Available data Start Marker

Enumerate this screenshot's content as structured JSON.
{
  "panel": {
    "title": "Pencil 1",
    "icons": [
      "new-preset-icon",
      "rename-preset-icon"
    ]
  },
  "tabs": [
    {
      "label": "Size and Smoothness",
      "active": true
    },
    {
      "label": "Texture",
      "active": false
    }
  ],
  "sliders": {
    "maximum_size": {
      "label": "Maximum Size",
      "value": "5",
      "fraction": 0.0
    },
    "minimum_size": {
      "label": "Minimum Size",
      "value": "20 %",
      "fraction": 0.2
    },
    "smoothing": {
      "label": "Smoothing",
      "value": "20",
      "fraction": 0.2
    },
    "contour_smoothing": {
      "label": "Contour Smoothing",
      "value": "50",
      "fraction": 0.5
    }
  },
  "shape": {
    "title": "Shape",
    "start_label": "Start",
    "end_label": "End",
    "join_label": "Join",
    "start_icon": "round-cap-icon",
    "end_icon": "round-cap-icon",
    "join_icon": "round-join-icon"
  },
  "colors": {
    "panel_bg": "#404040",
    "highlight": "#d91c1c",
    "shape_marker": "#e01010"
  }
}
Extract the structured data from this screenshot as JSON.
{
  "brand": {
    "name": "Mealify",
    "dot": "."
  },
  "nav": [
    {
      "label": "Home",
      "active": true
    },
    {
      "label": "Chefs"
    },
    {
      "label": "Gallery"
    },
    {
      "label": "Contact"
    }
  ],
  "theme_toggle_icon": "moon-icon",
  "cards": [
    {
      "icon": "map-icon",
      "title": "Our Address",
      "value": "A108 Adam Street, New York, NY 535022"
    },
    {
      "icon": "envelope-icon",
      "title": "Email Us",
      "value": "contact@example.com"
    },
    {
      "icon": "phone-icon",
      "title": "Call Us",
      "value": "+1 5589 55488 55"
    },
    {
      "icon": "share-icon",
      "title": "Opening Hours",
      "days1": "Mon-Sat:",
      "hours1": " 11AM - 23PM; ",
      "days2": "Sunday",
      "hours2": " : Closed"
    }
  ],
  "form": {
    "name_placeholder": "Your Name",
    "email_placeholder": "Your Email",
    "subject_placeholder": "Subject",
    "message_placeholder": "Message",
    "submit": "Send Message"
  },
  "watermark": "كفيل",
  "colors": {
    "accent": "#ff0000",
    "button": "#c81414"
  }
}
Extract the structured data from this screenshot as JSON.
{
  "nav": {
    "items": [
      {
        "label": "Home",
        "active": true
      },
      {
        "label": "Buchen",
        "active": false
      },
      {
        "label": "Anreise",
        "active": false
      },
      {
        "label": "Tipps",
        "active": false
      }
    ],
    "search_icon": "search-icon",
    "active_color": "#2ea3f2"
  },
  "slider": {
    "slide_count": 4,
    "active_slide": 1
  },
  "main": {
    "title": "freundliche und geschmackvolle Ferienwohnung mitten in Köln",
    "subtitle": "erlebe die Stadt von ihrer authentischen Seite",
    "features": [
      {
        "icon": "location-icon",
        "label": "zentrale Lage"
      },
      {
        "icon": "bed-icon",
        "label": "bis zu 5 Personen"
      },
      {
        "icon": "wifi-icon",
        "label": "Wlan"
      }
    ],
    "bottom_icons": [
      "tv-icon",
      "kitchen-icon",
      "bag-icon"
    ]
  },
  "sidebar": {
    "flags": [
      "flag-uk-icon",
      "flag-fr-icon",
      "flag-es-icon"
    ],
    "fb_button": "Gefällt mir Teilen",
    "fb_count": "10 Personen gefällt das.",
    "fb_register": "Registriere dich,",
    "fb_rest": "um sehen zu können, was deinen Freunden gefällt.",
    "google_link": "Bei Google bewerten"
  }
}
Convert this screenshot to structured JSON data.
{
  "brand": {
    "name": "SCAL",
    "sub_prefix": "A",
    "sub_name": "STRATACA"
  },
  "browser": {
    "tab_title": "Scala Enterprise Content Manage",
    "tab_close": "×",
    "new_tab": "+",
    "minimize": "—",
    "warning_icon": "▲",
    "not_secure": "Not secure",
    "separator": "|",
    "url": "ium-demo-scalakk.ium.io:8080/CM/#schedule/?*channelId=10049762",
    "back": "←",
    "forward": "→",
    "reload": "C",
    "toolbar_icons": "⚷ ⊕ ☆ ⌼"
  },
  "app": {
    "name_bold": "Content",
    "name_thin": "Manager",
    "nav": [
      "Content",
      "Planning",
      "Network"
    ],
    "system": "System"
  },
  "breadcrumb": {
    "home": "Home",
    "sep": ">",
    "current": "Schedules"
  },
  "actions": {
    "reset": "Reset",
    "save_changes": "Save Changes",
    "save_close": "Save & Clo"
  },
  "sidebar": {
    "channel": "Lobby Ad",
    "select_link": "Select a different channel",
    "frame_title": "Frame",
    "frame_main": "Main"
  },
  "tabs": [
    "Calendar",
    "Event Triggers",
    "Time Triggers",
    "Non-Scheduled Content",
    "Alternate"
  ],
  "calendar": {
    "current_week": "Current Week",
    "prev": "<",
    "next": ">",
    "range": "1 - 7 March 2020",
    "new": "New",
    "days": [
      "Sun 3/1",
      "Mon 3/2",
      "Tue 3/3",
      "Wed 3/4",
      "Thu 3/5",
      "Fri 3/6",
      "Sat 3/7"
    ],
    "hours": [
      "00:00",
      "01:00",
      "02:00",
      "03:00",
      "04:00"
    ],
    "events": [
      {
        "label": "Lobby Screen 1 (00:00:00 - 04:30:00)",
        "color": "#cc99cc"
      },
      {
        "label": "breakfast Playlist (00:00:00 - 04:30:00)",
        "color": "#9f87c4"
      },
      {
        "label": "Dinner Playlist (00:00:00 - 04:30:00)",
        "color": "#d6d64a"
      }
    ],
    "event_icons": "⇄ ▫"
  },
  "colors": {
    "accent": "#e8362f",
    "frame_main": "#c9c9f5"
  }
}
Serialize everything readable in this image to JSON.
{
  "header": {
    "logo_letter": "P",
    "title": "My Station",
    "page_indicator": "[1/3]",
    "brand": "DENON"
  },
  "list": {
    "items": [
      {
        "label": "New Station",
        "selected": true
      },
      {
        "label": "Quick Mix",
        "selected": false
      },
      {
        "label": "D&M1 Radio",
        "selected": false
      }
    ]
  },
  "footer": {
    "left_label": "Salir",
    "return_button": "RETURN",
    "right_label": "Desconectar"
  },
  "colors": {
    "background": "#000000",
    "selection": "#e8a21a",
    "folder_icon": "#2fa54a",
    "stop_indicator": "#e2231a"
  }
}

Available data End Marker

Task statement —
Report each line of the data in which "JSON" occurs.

Task response —
Enumerate this screenshot's content as structured JSON.
Extract the structured data from this screenshot as JSON.
Extract the structured data from this screenshot as JSON.
Convert this screenshot to structured JSON data.
Serialize everything readable in this image to JSON.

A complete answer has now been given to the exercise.